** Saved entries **
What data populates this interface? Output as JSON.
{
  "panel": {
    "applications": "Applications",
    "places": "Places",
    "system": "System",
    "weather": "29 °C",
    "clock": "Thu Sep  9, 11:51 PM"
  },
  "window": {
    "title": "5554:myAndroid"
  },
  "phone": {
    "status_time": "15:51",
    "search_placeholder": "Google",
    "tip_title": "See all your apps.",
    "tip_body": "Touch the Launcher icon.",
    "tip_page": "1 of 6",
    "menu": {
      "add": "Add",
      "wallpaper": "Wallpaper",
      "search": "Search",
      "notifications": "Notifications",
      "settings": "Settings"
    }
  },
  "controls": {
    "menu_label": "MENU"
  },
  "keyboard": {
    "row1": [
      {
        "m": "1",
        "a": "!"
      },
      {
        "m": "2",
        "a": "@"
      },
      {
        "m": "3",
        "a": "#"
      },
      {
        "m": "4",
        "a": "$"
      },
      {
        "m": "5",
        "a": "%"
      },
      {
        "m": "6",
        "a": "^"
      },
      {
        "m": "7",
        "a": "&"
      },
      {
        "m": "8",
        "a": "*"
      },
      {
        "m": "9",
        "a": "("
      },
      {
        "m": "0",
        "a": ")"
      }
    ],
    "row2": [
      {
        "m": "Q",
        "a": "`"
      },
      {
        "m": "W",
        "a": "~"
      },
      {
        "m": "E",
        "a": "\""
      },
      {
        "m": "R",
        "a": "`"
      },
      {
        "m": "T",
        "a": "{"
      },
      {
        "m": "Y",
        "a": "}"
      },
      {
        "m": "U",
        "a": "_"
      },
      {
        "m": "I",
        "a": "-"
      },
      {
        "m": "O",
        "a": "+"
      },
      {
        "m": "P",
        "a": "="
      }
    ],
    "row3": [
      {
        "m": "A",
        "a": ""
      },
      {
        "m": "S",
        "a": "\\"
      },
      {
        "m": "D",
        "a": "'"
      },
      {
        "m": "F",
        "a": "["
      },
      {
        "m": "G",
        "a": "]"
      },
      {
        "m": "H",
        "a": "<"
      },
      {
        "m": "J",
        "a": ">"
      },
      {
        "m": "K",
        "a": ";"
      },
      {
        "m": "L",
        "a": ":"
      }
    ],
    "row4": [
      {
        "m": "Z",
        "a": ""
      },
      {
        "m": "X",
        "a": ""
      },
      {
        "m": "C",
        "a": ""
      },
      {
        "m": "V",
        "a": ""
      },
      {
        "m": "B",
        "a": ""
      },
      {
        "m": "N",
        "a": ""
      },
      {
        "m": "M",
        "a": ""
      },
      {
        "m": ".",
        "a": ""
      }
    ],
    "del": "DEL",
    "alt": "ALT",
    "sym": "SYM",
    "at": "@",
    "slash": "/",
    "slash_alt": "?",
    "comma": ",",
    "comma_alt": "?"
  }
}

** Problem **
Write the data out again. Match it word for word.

** Answer to this problem **
What data populates this interface? Output as JSON.
{
  "panel": {
    "applications": "Applications",
    "places": "Places",
    "system": "System",
    "weather": "29 °C",
    "clock": "Thu Sep  9, 11:51 PM"
  },
  "window": {
    "title": "5554:myAndroid"
  },
  "phone": {
    "status_time": "15:51",
    "search_placeholder": "Google",
    "tip_title": "See all your apps.",
    "tip_body": "Touch the Launcher icon.",
    "tip_page": "1 of 6",
    "menu": {
      "add": "Add",
      "wallpaper": "Wallpaper",
      "search": "Search",
      "notifications": "Notifications",
      "settings": "Settings"
    }
  },
  "controls": {
    "menu_label": "MENU"
  },
  "keyboard": {
    "row1": [
      {
        "m": "1",
        "a": "!"
      },
      {
        "m": "2",
        "a": "@"
      },
      {
        "m": "3",
        "a": "#"
      },
      {
        "m": "4",
        "a": "$"
      },
      {
        "m": "5",
        "a": "%"
      },
      {
        "m": "6",
        "a": "^"
      },
      {
        "m": "7",
        "a": "&"
      },
      {
        "m": "8",
        "a": "*"
      },
      {
        "m": "9",
        "a": "("
      },
      {
        "m": "0",
        "a": ")"
      }
    ],
    "row2": [
      {
        "m": "Q",
        "a": "`"
      },
      {
        "m": "W",
        "a": "~"
      },
      {
        "m": "E",
        "a": "\""
      },
      {
        "m": "R",
        "a": "`"
      },
      {
        "m": "T",
        "a": "{"
      },
      {
        "m": "Y",
        "a": "}"
      },
      {
        "m": "U",
        "a": "_"
      },
      {
        "m": "I",
        "a": "-"
      },
      {
        "m": "O",
        "a": "+"
      },
      {
        "m": "P",
        "a": "="
      }
    ],
    "row3": [
      {
        "m": "A",
        "a": ""
      },
      {
        "m": "S",
        "a": "\\"
      },
      {
        "m": "D",
        "a": "'"
      },
      {
        "m": "F",
        "a": "["
      },
      {
        "m": "G",
        "a": "]"
      },
      {
        "m": "H",
        "a": "<"
      },
      {
        "m": "J",
        "a": ">"
      },
      {
        "m": "K",
        "a": ";"
      },
      {
        "m": "L",
        "a": ":"
      }
    ],
    "row4": [
      {
        "m": "Z",
        "a": ""
      },
      {
        "m": "X",
        "a": ""
      },
      {
        "m": "C",
        "a": ""
      },
      {
        "m": "V",
        "a": ""
      },
      {
        "m": "B",
        "a": ""
      },
      {
        "m": "N",
        "a": ""
      },
      {
        "m": "M",
        "a": ""
      },
      {
        "m": ".",
        "a": ""
      }
    ],
    "del": "DEL",
    "alt": "ALT",
    "sym": "SYM",
    "at": "@",
    "slash": "/",
    "slash_alt": "?",
    "comma": ",",
    "comma_alt": "?"
  }
}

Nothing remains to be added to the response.